UPDATE: On Tuesday, Oct. 11, the Pennsylvania acting secretary of state released a statement that counties are “expected to include undated ballots in their official returns for the Nov. 8 election.” The secretary notes that the “order from the U.S. Supreme Court…does not affect the prior decision of [the] Commonwealth Court in any way. It provides no justification for counties to exclude ballots based on a minor omission, and we expect that counties will continue to comply with their obligation to count all legal votes.” This statement is consistent with the Department of State’s latest mail-in ballot guidance.
WASHINGTON, D.C. — On Tuesday, Oct. 11, the U.S. Supreme Court vacated (meaning voided) a decision by the 3rd U.S. Circuit Court of Appeals that required Pennsylvania to count mail-in ballots that were previously rejected for lacking handwritten dates next to voters’ declaration signatures on the outer ballot envelopes. Today, in a single paragraph order, the Supreme Court granted certiorari (meaning it said it would hear the case) and remanded (meaning sent back) the case to the 3rd Circuit to be dismissed as moot (meaning that there is no longer an issue for the court to resolve). Ultimately, today’s decision does not necessarily change the current status of counting undated mail-in ballots in Pennsylvania as a state court held in August that the undated ballots may not be rejected and doing so would violate Pennsylvania law and the Materiality Provision of the Civil Rights Act. Additionally, today’s ruling means that the 3rd Circuit’s decision that allowed for the counting of undated mail-in ballots does not apply to any of the other states or territories in the 3rd Circuit: Delaware, New Jersey and the U.S. Virgin Islands.
This lawsuit took a long and winding path to the Supreme Court. The lawsuit was originally filed in January of this year on behalf of five voters in Lehigh County who, along with 252 other voters, had their mail-in ballots rejected because their outer ballot envelopes lacked handwritten dates next to their voter declaration signatures. Because of this, these 257 ballots were not counted in an election to select a judge to the Court of Common Pleas. The voters originally filed a lawsuit in state court, which ruled that the ballots shouldn’t be counted, before filing this lawsuit in federal court alleging that not counting these ballots violates the Civil Rights Act of 1964 and First and 14th Amendments because ballots are rejected for an “immaterial technical defect” and this unduly burdens voters. In March, the district court ruled in favor of the Lehigh County Board of Elections, ruling that provision of the Civil Rights Act under which the plaintiffs brought their claim does not create a private right of action, meaning that the plaintiffs cannot sue under this provision. This decision was then appealed to the 3rd Circuit, which held that the Civil Rights Act does create a private right of action (which means individuals and organizations can bring lawsuits) and the undated ballots should not be rejected for an “immaterial technical defect.” A Republican candidate, who lost his election for a Lehigh County judgeship, filed an emergency application to pause the 3rd Circuit’s ruling, which the Supreme Court denied in June. He then filed a petition for writ of certiorari asking the Supreme Court to review the merits of the case. On Oct. 11, the Supreme Court vacated the 3rd Circuit’s ruling and remanded (meaning sent back) the case to the 3rd Circuit to be dismissed as moot.

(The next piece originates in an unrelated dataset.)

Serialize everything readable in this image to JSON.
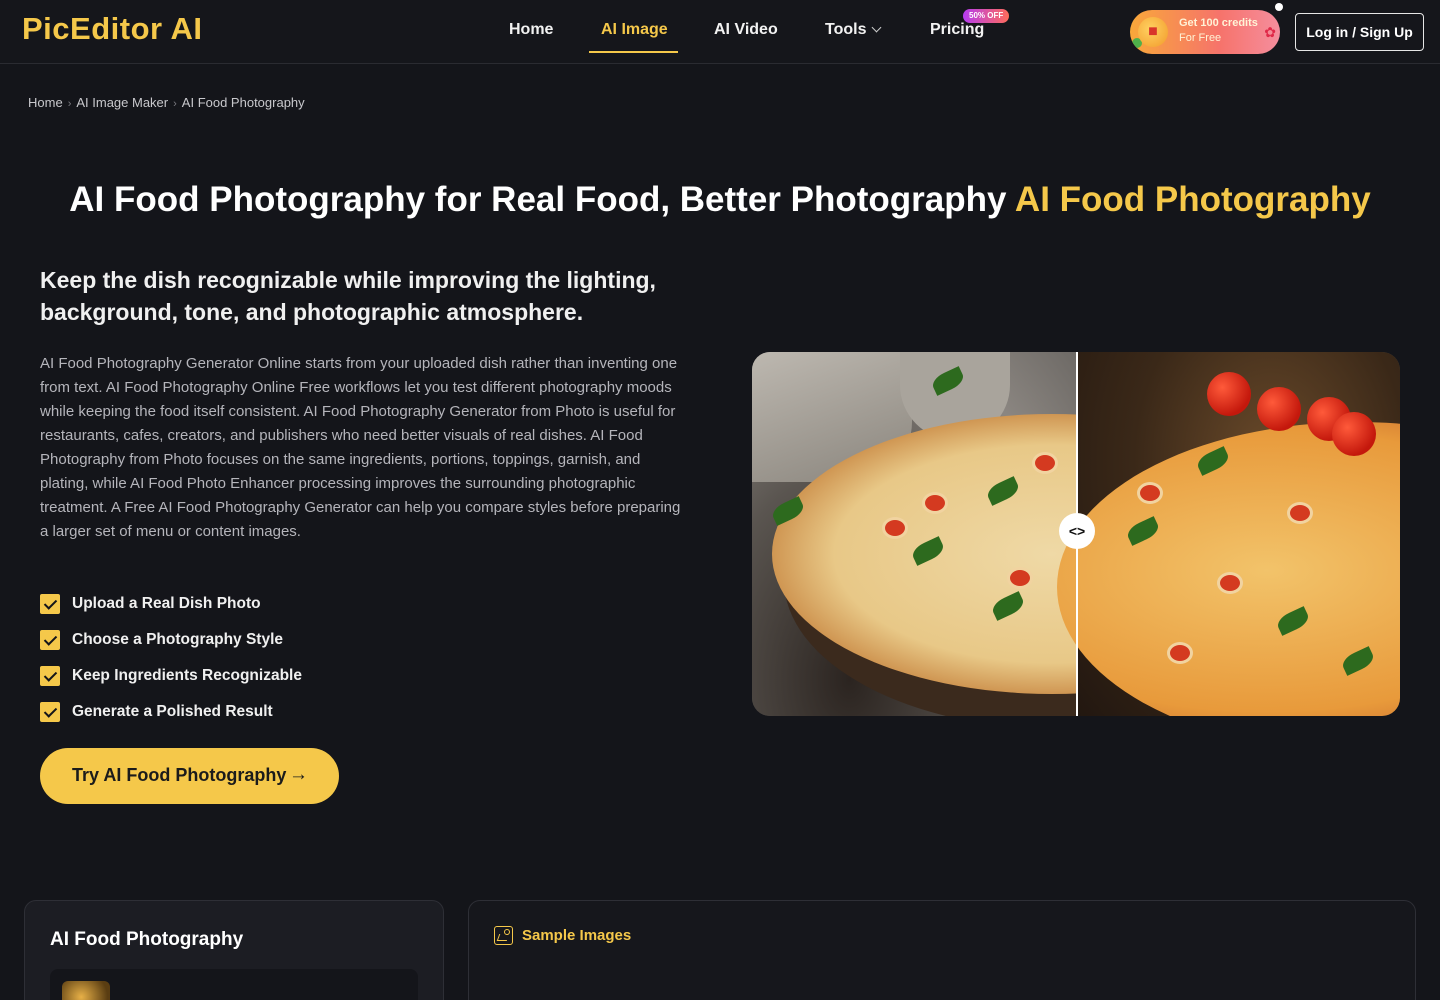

While today’s decision could have implications for counting mail-in ballots in Pennsylvania in future elections, as it currently stands, undated mail-in ballots will continue to be counted in Pennsylvania due to election guidance and state court rulings. The Republican intervention in this lawsuit is part of a larger Republican assault on mail-in voting in the commonwealth and beyond. Moreover, this challenge is indicative of a larger effort by Republicans to not count valid ballots.